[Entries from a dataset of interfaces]
+ + +

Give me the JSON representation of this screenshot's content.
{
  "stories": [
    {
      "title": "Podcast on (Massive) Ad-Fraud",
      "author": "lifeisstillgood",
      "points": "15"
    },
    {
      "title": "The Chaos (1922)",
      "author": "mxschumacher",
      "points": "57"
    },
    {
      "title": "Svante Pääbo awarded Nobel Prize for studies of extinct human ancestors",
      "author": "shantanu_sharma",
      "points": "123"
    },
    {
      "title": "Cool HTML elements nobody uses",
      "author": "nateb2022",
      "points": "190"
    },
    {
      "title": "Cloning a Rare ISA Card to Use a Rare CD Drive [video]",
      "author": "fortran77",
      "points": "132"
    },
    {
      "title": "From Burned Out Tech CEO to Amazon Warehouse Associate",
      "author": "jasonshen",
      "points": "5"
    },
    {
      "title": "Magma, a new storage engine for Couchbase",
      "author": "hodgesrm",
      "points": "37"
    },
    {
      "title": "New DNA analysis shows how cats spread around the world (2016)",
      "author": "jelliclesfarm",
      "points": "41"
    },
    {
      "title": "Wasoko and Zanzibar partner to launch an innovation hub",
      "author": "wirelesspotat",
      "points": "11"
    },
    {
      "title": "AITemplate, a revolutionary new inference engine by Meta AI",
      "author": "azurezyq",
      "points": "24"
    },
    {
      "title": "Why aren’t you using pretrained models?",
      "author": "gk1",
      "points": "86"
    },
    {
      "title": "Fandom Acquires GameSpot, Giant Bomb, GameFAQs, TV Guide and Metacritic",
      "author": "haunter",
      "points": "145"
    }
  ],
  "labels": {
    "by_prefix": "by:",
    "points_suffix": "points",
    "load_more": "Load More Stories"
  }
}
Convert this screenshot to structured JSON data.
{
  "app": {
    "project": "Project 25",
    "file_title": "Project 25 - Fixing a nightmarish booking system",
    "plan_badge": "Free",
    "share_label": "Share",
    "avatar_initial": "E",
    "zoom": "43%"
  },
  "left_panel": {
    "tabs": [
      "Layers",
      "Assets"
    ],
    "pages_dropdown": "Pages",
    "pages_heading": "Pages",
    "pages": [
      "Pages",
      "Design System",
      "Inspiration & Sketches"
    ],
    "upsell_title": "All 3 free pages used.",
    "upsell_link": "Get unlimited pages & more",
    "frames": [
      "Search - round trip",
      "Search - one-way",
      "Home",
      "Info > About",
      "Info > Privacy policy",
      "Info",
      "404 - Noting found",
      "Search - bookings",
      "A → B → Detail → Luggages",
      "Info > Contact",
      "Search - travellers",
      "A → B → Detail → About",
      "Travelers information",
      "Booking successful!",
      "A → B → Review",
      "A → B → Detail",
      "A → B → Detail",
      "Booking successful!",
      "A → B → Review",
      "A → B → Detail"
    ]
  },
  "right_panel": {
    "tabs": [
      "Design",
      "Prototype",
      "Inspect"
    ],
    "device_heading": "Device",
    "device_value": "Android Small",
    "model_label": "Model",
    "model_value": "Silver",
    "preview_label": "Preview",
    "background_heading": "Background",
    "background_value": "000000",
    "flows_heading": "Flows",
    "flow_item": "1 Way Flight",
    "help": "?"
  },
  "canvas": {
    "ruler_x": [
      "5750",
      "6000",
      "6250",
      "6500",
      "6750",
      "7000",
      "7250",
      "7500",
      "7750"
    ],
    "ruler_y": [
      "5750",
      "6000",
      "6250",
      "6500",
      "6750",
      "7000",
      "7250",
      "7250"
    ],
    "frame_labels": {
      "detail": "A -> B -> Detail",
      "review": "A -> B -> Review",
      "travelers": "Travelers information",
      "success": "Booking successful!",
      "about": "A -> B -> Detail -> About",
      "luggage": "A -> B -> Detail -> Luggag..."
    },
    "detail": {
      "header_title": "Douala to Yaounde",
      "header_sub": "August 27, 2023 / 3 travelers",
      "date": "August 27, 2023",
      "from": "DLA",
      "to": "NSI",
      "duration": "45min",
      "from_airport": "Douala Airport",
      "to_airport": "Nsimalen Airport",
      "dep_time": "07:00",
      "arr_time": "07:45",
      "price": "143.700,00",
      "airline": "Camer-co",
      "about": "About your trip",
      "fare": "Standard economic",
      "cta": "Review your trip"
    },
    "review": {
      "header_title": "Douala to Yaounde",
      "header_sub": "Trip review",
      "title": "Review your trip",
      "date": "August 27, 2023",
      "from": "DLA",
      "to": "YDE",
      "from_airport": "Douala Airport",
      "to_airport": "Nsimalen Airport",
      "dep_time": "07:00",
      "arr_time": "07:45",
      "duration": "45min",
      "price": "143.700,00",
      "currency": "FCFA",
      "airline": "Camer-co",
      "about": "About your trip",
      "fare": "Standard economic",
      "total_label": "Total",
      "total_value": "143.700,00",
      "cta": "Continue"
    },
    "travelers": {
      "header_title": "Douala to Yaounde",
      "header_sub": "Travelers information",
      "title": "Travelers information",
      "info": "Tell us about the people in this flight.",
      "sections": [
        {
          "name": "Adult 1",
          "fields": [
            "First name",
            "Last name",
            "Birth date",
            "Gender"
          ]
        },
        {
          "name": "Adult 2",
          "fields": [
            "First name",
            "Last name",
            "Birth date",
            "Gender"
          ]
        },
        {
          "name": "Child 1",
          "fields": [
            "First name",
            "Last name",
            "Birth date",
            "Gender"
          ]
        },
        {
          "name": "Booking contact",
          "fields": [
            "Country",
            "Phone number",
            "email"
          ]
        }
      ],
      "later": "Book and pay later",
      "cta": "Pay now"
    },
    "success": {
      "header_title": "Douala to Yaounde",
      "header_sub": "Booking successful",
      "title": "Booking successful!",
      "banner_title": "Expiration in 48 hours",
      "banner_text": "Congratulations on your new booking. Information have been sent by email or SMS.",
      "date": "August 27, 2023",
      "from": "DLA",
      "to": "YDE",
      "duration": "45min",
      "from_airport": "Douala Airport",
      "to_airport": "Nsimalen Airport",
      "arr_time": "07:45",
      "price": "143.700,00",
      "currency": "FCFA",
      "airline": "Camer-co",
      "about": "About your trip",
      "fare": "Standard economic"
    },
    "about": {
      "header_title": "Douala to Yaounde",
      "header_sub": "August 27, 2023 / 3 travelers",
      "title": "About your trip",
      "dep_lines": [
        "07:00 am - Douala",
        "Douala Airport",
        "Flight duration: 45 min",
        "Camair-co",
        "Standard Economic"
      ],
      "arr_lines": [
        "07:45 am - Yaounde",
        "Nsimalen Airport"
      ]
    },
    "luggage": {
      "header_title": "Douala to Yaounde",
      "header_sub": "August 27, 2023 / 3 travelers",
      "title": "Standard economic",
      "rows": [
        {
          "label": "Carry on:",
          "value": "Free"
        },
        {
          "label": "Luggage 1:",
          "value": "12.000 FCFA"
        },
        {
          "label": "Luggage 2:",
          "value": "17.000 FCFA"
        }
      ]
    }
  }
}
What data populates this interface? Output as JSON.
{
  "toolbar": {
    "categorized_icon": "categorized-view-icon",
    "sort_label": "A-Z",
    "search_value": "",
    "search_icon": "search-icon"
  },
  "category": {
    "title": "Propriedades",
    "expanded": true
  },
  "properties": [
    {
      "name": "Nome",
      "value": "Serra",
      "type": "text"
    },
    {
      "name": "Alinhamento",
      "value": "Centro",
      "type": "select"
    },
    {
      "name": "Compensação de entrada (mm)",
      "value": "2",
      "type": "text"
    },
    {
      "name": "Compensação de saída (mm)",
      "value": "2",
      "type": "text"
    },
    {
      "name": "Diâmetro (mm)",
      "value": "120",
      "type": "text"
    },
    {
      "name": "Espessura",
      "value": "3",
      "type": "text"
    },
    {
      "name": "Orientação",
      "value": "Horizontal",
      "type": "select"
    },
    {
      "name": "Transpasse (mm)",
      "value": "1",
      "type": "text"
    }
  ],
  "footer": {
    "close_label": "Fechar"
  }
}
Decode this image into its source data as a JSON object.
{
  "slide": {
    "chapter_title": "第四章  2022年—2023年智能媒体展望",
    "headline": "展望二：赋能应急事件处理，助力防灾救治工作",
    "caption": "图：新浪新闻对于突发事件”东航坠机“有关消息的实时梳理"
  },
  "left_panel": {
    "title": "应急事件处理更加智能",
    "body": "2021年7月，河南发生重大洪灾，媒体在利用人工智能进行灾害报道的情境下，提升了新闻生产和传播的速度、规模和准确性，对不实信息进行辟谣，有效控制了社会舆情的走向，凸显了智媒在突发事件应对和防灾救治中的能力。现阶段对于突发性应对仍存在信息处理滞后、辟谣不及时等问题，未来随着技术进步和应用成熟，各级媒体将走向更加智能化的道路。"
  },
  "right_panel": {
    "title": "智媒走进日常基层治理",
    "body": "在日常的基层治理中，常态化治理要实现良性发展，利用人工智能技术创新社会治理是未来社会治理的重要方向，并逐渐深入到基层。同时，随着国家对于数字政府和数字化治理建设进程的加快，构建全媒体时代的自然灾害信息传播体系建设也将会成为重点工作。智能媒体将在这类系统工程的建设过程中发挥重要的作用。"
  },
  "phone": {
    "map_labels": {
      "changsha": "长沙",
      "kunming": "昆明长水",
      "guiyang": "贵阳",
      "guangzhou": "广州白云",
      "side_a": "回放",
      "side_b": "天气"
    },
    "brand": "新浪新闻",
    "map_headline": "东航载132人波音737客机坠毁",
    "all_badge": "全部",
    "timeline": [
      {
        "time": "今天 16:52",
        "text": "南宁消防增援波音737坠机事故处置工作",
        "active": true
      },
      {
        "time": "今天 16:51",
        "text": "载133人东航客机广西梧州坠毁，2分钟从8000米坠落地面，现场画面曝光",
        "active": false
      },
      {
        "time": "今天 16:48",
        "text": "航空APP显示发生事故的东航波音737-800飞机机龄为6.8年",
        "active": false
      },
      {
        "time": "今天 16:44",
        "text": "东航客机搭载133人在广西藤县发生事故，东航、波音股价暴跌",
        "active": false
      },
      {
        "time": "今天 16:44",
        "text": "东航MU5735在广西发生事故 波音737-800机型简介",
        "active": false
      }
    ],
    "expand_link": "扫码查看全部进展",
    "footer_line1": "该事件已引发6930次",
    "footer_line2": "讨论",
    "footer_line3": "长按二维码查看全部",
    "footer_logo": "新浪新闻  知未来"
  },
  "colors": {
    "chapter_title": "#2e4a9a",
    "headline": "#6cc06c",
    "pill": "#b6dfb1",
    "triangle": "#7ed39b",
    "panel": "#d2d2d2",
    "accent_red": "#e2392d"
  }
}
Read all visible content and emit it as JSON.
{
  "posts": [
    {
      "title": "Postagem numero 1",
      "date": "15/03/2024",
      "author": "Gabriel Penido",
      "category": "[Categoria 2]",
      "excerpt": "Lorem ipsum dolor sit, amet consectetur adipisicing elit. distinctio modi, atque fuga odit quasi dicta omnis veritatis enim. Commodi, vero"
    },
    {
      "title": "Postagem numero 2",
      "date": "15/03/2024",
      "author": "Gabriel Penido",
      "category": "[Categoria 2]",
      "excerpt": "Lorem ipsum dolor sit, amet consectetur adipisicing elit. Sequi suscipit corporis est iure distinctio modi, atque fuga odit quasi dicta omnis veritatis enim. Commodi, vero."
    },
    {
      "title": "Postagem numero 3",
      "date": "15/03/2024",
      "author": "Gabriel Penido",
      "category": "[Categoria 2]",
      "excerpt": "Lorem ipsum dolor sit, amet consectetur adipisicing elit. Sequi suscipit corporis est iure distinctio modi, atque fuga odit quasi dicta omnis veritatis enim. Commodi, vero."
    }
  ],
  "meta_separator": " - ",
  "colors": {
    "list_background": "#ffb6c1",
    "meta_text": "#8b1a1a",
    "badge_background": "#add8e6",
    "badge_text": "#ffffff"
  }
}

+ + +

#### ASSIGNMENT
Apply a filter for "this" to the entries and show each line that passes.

#### YOUR SOLUTION
Give me the JSON representation of this screenshot's content.
Convert this screenshot to structured JSON data.
      "info": "Tell us about the people in this flight.",
What data populates this interface? Output as JSON.
Decode this image into its source data as a JSON object.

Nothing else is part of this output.